I did ask Geoff for a couple of jazz lessons, maybe eight or ten years ago, so I could better demonstrate “You Don’t Know What Love Is” and “All of Me” to my class. Geoff and I met, maybe, in our early twenties, when I gave him a copy of my first—actually, second—piano piece, and then we got to know one another when he played my Lennie Tristano homage in 2001. And a bunch of times since. When I played my root-position, fully voiced chords, with lots of 9ths, Geoff, I think, suppressed a smile. I didn’t mind. These days I call in visitors, like Sean and Konrad.
The technician and the striding son’s dental dad show my films on the screen. I can see all the way through my head and compare this year’s images to last year’s.
That was quite an x-ray; the new technology seems to have penetrated fully. Is there something about putting things in the mouth that inspires reverie? I have yet to read Proust, so I hope my epigraph is accurate. Last fall, one of my freshmen told me he’s read the whole thing. And many other things I have not gotten to yet. (I’m not sure I will, but I learned at last that at least I am ahead of him on Virginia Woolf.) And I owe him an email.

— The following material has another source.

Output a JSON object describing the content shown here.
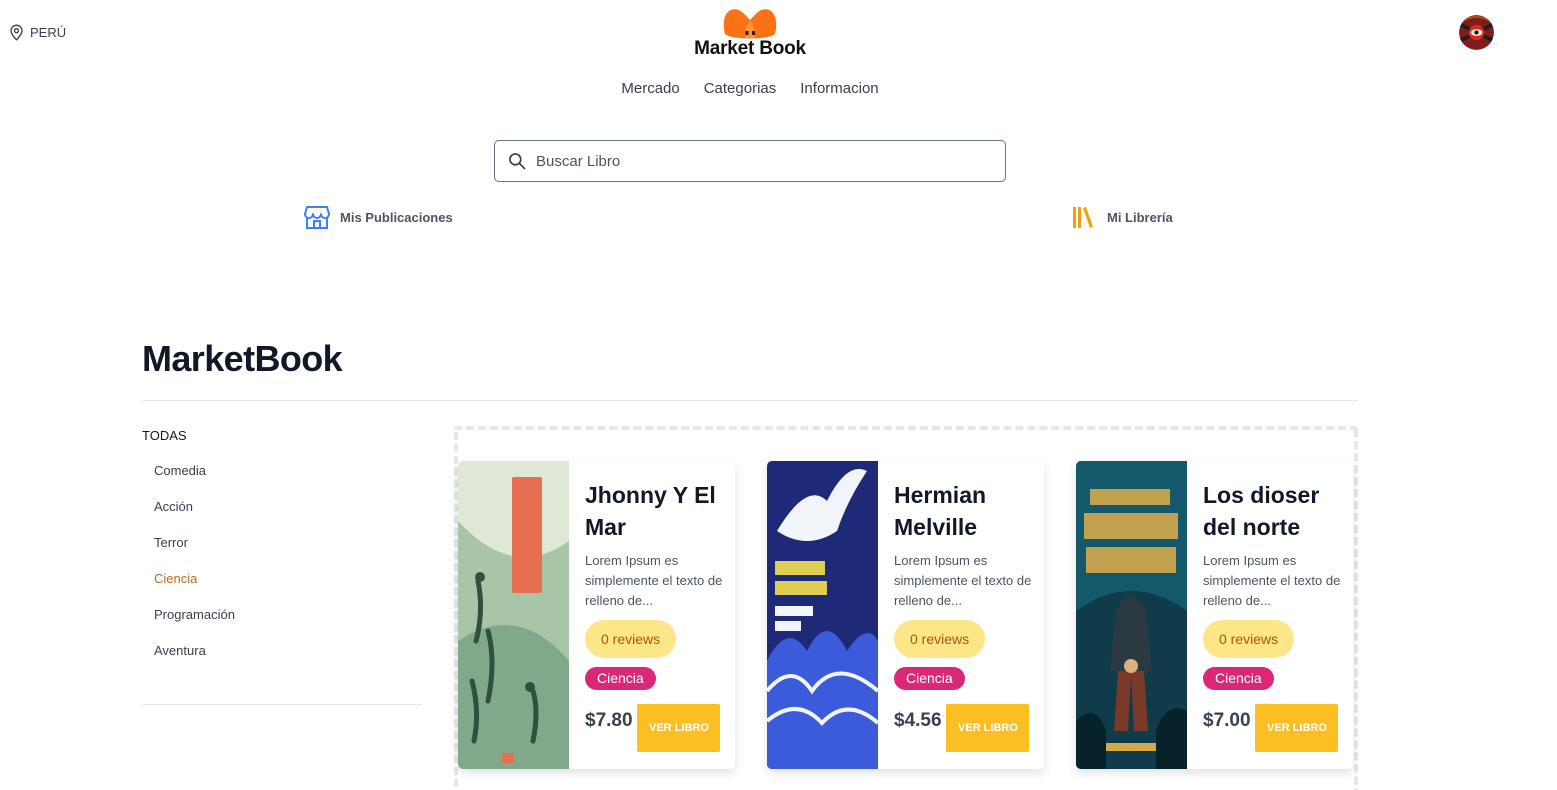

Back then, a cookie was a cookie, wasn’t it?
It is hard to find a picture of a solo madeleine on the Internet, but there are many still lifes with multiples assembled in formation. Do we really need them all? It seems a bit extravagant.
I have never been able to keep the three brother-dentists’ first names straight, and they have always seemed like mythic archetypes anyway. There is the athlete, an affable and imposing man who tells me about his trips to Gold’s Gym, and his brother, the unassuming nerd. I used to call today’s brother, who is the mellowest of the crew, “the burnout,” but only in my head, for the term does not exactly seem complimentary—even though I myself meant to judgment one way or another. But still, it never seems quite right to refer to a doctor who tends one’s oral health in a way that recalls the kids hanging outside C wing during fourth period. All the more so, now that I have actually seen and heard him, not just felt his fingers in my mouth and heard him say “looks great” behind my head as he dashes out the door. Plus, we’re second-cousins-in-Tristano, or something.
Now I know: Doctor Number Three, the student of a student of Lennie Tristano, shall be anointed “The Beatnik.”
—Posted by Barbara A. White